Published 17/09/2015

Volunteers from Victoria State Emergency Service (VICSES) Manningham Unit worked into the early hours of Tuesday morning to free Clydesdale draught horse, Chance, who had become stuck between an embankment and a shed in Warrandyte, east of Melbourne.

In a quiet moment of reflection on Wednesday morning, owner Matthew Jeffery expressed his appreciation for the contributions made by Manningham SES throughout the ordeal. “I am so grateful for the SES volunteers who came out in the middle of the night to give me a hand. The situation was awkward and the number of people who turned out at such short notice was sensational.”

Manningham SES was alerted just after 11.30pm on Monday night when an off-duty member discovered her neighbour’s distressed horse, after hearing unusual noises on the adjacent property.

Crews were swift and thorough in their response, with two vehicles and eight volunteers attending. “It was certainly a matter of urgency for us. We were conscious of the fact that it was a very stressful time for the horse’s owner and that situations like this can quickly become dangerous for both the animal and any bystanders,” said a spokesperson for Manningham SES.

Upon arrival at the scene, rescuers began to fully understand the difficulties that would be faced in extricating the exhausted 800 kilogram horse.

“The rescue was complicated by the sheer size and weight of the horse, as well as the location of the entrapment, which prevented the use of specialist rescue resources designed to lift large animals.” Manningham volunteers were in contact with large animal rescue experts from NSW Fire and Rescue at critical points during the incident, as concerns grew for the horse’s welfare.

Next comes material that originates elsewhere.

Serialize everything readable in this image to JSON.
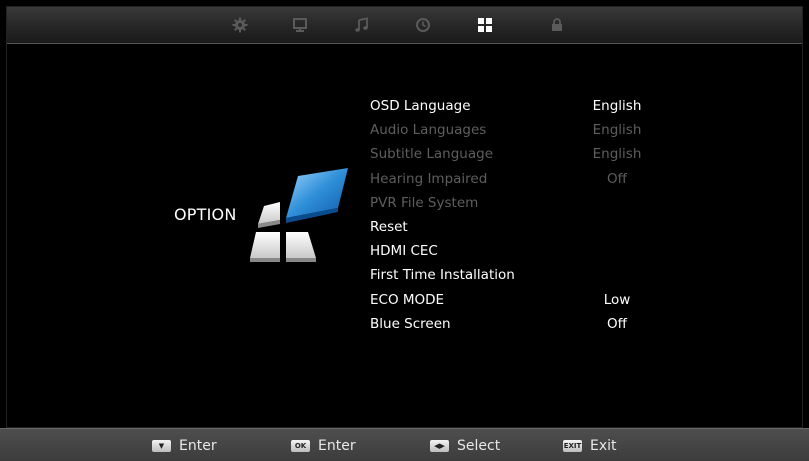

“Our primary objective was to assist Mr. Jeffery in his efforts to free the horse. Over the course of the night we provided lighting, specialist equipment and support in digging out the animal.”

“There was significant rainfall threatening the area and it became a race against time to free Chance before the ground became soft, which would have really hindered the operation.”

The horse was able to walk out after excavations were made into the embankment to allow it room to stand up. Some spare tires from a nearby shed were thrown under the head and neck of the horse when it became restless, which gave the animal enough leverage to get out.

“Whilst we don’t attend incidents like this very often, it is really important that our people get it right because there is a lot at stake - not just for the horse and its owner, but also for the safety of the crew and the general public.”

“We were ecstatic with the result, and it was particularly satisfying to see Chance reunited with his anxious stable-mate, Diesel.”

Diesel, Chance and grateful owner Matthew Jeffery are reunited with one of their rescuers, Linda Stammers (VICSES)